Should we be doing this; using Gamification for learner engagement, SMART target setting etc.?
Hand your homework in on time, get a bonus point, get a Distinction earn 10 bonus points, turn up for college every day (on time) 30 points, turn your points into trips, downloads, work experience; differentiated learner rewards based on solid IAG.

As a system it could work so well; motivation is such an important tool with learners and staff – could it, should it (whisper this) become part of the annual appraisal system … ‘Well George, let’s have a look at your points ranking this year, how have your learners rated you?’

Well done George, have 100 bonus points (two extra day’s holiday or one ‘get out of a meeting free’ card).

Extend it into the ‘running FE as a business’ and you can see how questions could be … how has your performance been in terms of Retention … whoops, (attend two extra meetings George).

Gamification is differentiated rewarding / tracking and could be an amazing tool to generate enthusiasm, maintain interest, develop a high profile and track the appeal of a course / lecturer / even a room in a college. Mobile tech, savvy questions, good rewards and the chance to win a prize; who could resist?

Who doesn’t remember the thrill of getting a shiny Gold star on their work and a BIG tick?

Gamification?  It’s the new Gold Star.

F.E. and Paternalism

FE always looks forward, maybe it’s time to stop and reflect? Do we need more Principals with vision like Salt, Cadbury and Lever, to enable culture changes to turn FE into ‘a model village’? A supportive and improving community like those built by the enlightened industrialists to house their workers. The workers were provided for; their education, health and welfare.

Is paternalism as important a quality as fiscal proficiency?

FE staff work hard, they constantly undergo challenges and external revolution impacts on us all: Government focus changes, followed by funding and policy changes and we’re urged to do more, with less. Internal revolution takes a little longer, and it’s not always easy.

Some fly; they adapt and evolve quickly, rising through the creative and technical challenges seemingly without effort. Others remain mired in their past … ‘it was good enough then’ is their motto.

People who find change difficult become resistant, the more they are urged to change the more they dig their heels in. It can be hugely damaging to the ego to find that your employer no longer approves of the way you do your job.
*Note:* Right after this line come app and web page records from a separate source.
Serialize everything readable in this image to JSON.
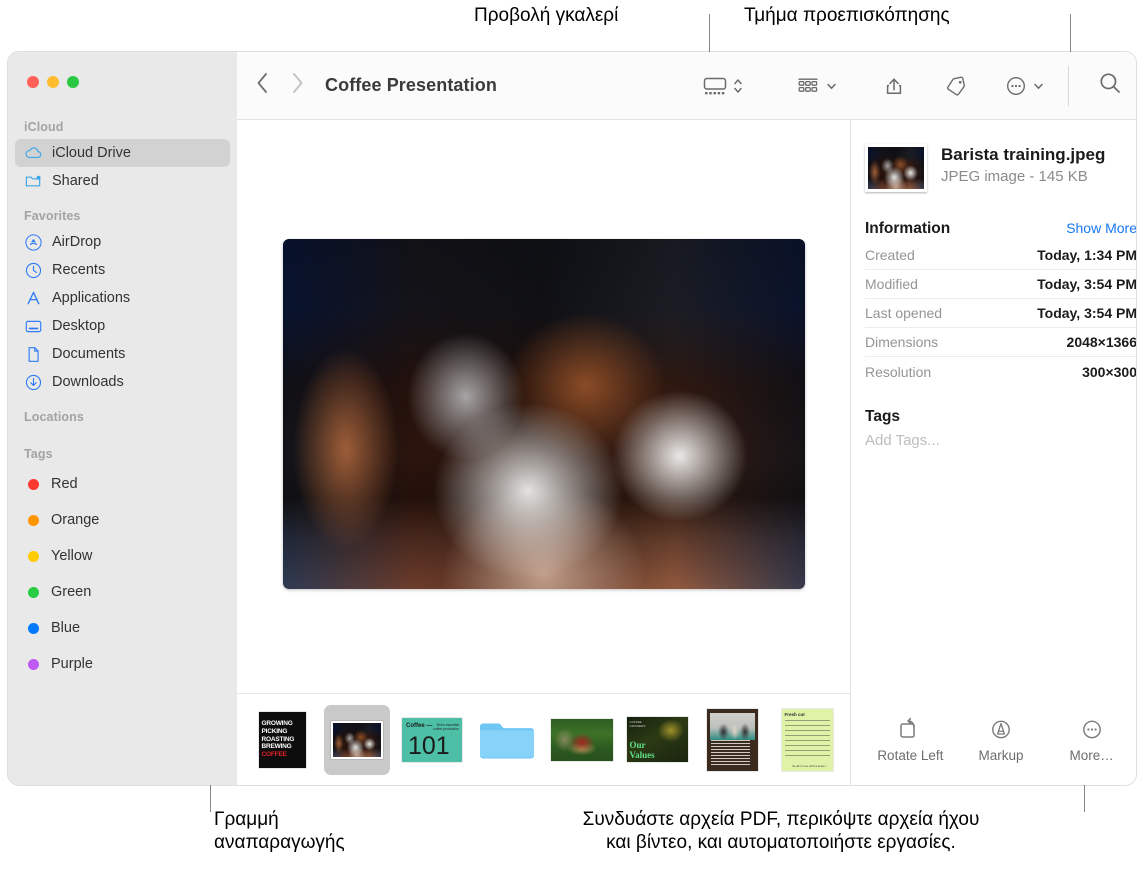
{
  "callouts": {
    "gallery_view": "Προβολή γκαλερί",
    "preview_pane": "Τμήμα προεπισκόπησης",
    "playback_bar": "Γραμμή\nαναπαραγωγής",
    "bottom_right": "Συνδυάστε αρχεία PDF, περικόψτε αρχεία ήχου\nκαι βίντεο, και αυτοματοποιήστε εργασίες."
  },
  "window": {
    "title": "Coffee Presentation",
    "traffic_lights": [
      "close",
      "minimize",
      "zoom"
    ]
  },
  "toolbar": {
    "back_label": "‹",
    "forward_label": "›",
    "view_gallery_label": "gallery-view",
    "group_label": "group-by",
    "share_label": "share",
    "tag_label": "tags",
    "more_label": "more-actions",
    "search_label": "search"
  },
  "sidebar": {
    "sections": [
      {
        "header": "iCloud",
        "items": [
          {
            "label": "iCloud Drive",
            "icon": "cloud-icon",
            "selected": true
          },
          {
            "label": "Shared",
            "icon": "shared-folder-icon",
            "selected": false
          }
        ]
      },
      {
        "header": "Favorites",
        "items": [
          {
            "label": "AirDrop",
            "icon": "airdrop-icon",
            "selected": false
          },
          {
            "label": "Recents",
            "icon": "clock-icon",
            "selected": false
          },
          {
            "label": "Applications",
            "icon": "applications-icon",
            "selected": false
          },
          {
            "label": "Desktop",
            "icon": "desktop-icon",
            "selected": false
          },
          {
            "label": "Documents",
            "icon": "document-icon",
            "selected": false
          },
          {
            "label": "Downloads",
            "icon": "downloads-icon",
            "selected": false
          }
        ]
      },
      {
        "header": "Locations",
        "items": []
      },
      {
        "header": "Tags",
        "items": [
          {
            "label": "Red",
            "color": "#ff3b30"
          },
          {
            "label": "Orange",
            "color": "#ff9500"
          },
          {
            "label": "Yellow",
            "color": "#ffcc00"
          },
          {
            "label": "Green",
            "color": "#28cd41"
          },
          {
            "label": "Blue",
            "color": "#007aff"
          },
          {
            "label": "Purple",
            "color": "#bf5af2"
          }
        ]
      }
    ]
  },
  "filmstrip": {
    "items": [
      {
        "name": "coffee-poster-thumbnail",
        "selected": false
      },
      {
        "name": "barista-training-thumbnail",
        "selected": true
      },
      {
        "name": "coffee-101-thumbnail",
        "selected": false
      },
      {
        "name": "folder-thumbnail",
        "selected": false
      },
      {
        "name": "berries-thumbnail",
        "selected": false
      },
      {
        "name": "our-values-thumbnail",
        "selected": false
      },
      {
        "name": "meeting-document-thumbnail",
        "selected": false
      },
      {
        "name": "receipt-thumbnail",
        "selected": false
      }
    ],
    "poster_lines": [
      "GROWING",
      "PICKING",
      "ROASTING",
      "BREWING",
      "COFFEE"
    ],
    "coffee101": {
      "number": "101",
      "label": "Coffee —",
      "note": "Brew essential\ncoffee production"
    },
    "values": {
      "line1": "Our",
      "line2": "Values",
      "kicker": "COFFEE\nGROWERS"
    },
    "receipt": {
      "title": "Fresh cut",
      "footer": "Its all in one with a lease !"
    }
  },
  "inspector": {
    "file_name": "Barista training.jpeg",
    "file_kind": "JPEG image - 145 KB",
    "information_title": "Information",
    "show_more": "Show More",
    "rows": [
      {
        "key": "Created",
        "value": "Today, 1:34 PM"
      },
      {
        "key": "Modified",
        "value": "Today, 3:54 PM"
      },
      {
        "key": "Last opened",
        "value": "Today, 3:54 PM"
      },
      {
        "key": "Dimensions",
        "value": "2048×1366"
      },
      {
        "key": "Resolution",
        "value": "300×300"
      }
    ],
    "tags_title": "Tags",
    "tags_placeholder": "Add Tags...",
    "actions": [
      {
        "label": "Rotate Left",
        "icon": "rotate-left-icon"
      },
      {
        "label": "Markup",
        "icon": "markup-icon"
      },
      {
        "label": "More…",
        "icon": "ellipsis-circle-icon"
      }
    ]
  },
  "colors": {
    "accent": "#1678f2",
    "sidebar_bg": "#e9e9e9",
    "selected_row": "#d2d2d2"
  }
}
Issues raised are taken personally, not professionally and the need to change, to evolve is seen as an attack, not support. They’re frightened of change, to let go of the rudder and alter course.

They want to change but it’s scary; they’ve already been labelled as ‘failing’ (and that was something they thought they were good at), what if they fail at this too?

Staff busy doing their jobs and generally doing them well, don’t tend to think about morale and culture except when they feel overwhelmed. Staffroom gossip fuels a spark into a roaring flame of resentment, giving a department a miasmic air of gloom.

Changing morale and culture is not just the responsibility of the Principal, it is up to each of us to play a part, make the effort;  to communicate, offer a simple act of kindness, share resources and ideas, ask how they are and value those we work with. Offering a helping hand when we’re all flat out isn’t easy. Not doing so is like walking past the same homeless person every day and not giving them a spare pair of gloves. It is inhuman.

We can do this too: arrange good CPD, talk to each other (up and down the pay-scale), work together, not just share a building. If we don’t, FE will become the ‘IronBridge’ of our generation, preserved for all time as a once great idea whose time has passed.

We can do it, by believing that the grumpy old bugger in the corner of the staff room who repels all offers of help and ruins your SAR data with his lack of achievement was once a great teacher who has just lost his way and if you smile often enough, one day, he’ll smile back.